• **How to complete this task**:
Set down again each entry exactly as it reads, pictures excluded.

Start of Extracted material

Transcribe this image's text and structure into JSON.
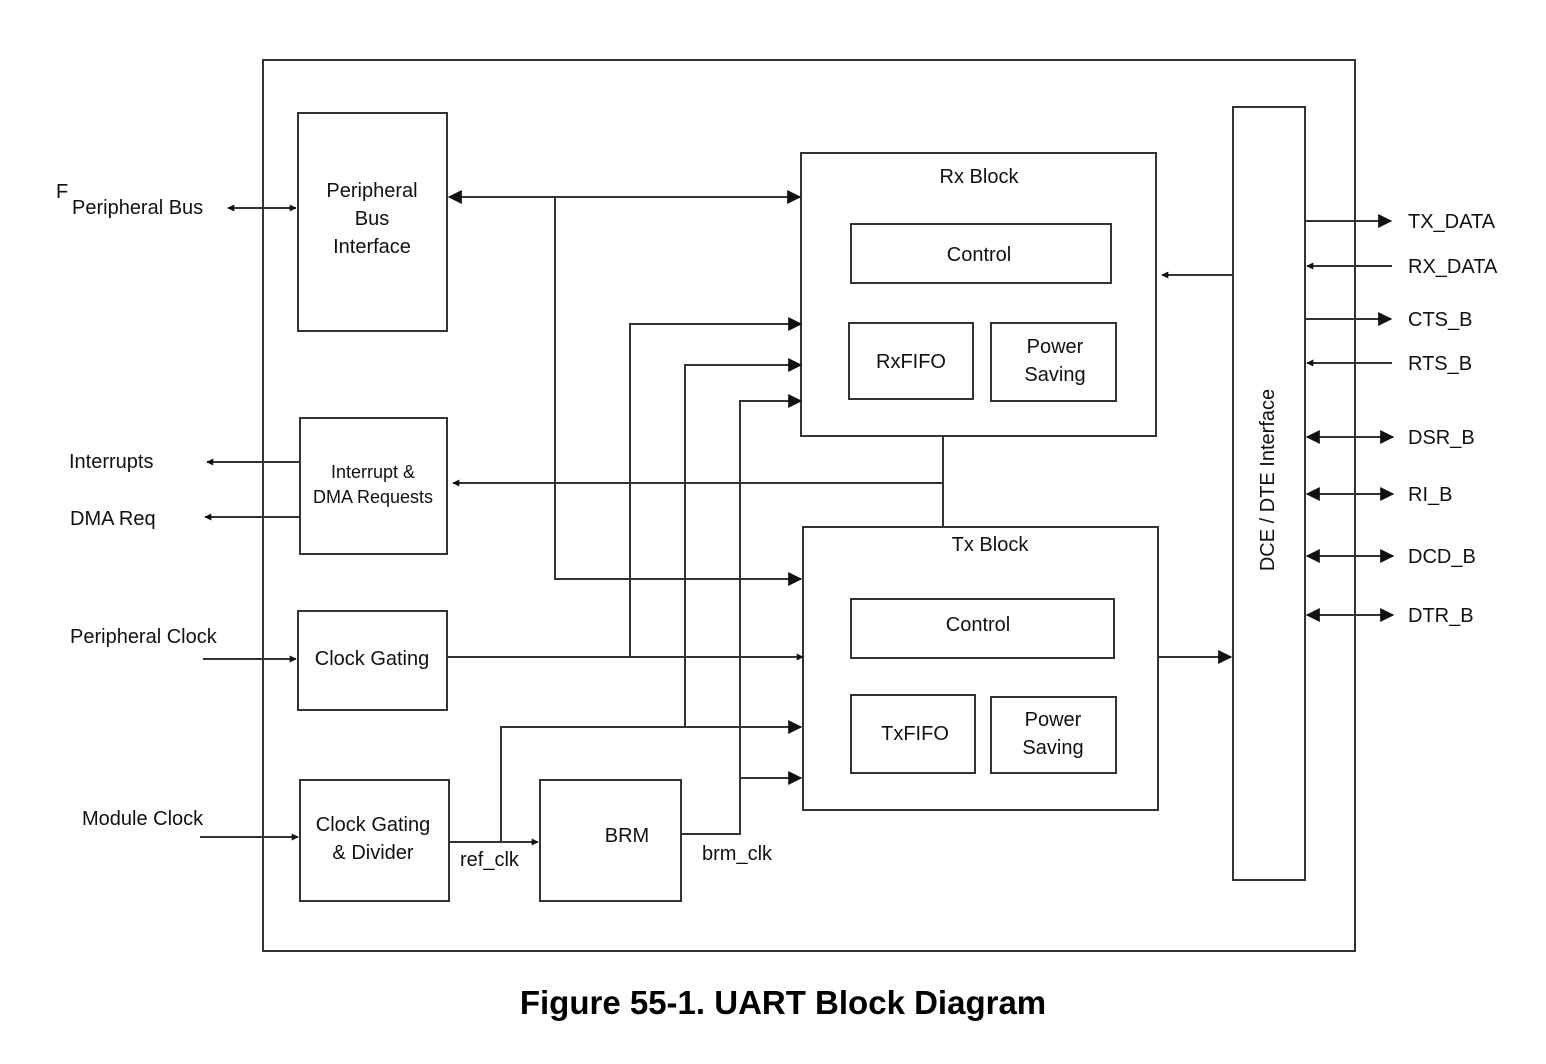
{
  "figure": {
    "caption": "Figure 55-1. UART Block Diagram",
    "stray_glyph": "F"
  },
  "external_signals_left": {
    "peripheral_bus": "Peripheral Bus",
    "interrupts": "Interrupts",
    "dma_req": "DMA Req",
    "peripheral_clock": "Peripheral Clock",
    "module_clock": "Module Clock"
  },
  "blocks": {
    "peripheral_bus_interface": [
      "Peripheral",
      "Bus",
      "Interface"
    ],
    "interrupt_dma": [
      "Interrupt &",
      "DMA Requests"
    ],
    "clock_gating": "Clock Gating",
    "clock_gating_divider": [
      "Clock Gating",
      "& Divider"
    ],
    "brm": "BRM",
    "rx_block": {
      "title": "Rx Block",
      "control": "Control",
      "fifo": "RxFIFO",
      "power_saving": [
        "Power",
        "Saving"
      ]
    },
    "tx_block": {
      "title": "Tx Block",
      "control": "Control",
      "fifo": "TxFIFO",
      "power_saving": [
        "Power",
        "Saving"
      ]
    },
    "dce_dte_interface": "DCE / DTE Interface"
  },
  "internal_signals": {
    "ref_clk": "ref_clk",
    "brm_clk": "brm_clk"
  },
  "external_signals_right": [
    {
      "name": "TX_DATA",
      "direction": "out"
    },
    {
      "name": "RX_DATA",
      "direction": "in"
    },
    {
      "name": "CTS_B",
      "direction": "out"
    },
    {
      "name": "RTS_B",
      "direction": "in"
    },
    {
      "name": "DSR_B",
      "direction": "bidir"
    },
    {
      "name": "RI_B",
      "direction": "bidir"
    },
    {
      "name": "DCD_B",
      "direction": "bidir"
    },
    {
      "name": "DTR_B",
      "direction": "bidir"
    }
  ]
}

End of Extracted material

• **Finished task**:
Transcribe this image's text and structure into JSON.
{
  "figure": {
    "caption": "Figure 55-1. UART Block Diagram",
    "stray_glyph": "F"
  },
  "external_signals_left": {
    "peripheral_bus": "Peripheral Bus",
    "interrupts": "Interrupts",
    "dma_req": "DMA Req",
    "peripheral_clock": "Peripheral Clock",
    "module_clock": "Module Clock"
  },
  "blocks": {
    "peripheral_bus_interface": [
      "Peripheral",
      "Bus",
      "Interface"
    ],
    "interrupt_dma": [
      "Interrupt &",
      "DMA Requests"
    ],
    "clock_gating": "Clock Gating",
    "clock_gating_divider": [
      "Clock Gating",
      "& Divider"
    ],
    "brm": "BRM",
    "rx_block": {
      "title": "Rx Block",
      "control": "Control",
      "fifo": "RxFIFO",
      "power_saving": [
        "Power",
        "Saving"
      ]
    },
    "tx_block": {
      "title": "Tx Block",
      "control": "Control",
      "fifo": "TxFIFO",
      "power_saving": [
        "Power",
        "Saving"
      ]
    },
    "dce_dte_interface": "DCE / DTE Interface"
  },
  "internal_signals": {
    "ref_clk": "ref_clk",
    "brm_clk": "brm_clk"
  },
  "external_signals_right": [
    {
      "name": "TX_DATA",
      "direction": "out"
    },
    {
      "name": "RX_DATA",
      "direction": "in"
    },
    {
      "name": "CTS_B",
      "direction": "out"
    },
    {
      "name": "RTS_B",
      "direction": "in"
    },
    {
      "name": "DSR_B",
      "direction": "bidir"
    },
    {
      "name": "RI_B",
      "direction": "bidir"
    },
    {
      "name": "DCD_B",
      "direction": "bidir"
    },
    {
      "name": "DTR_B",
      "direction": "bidir"
    }
  ]
}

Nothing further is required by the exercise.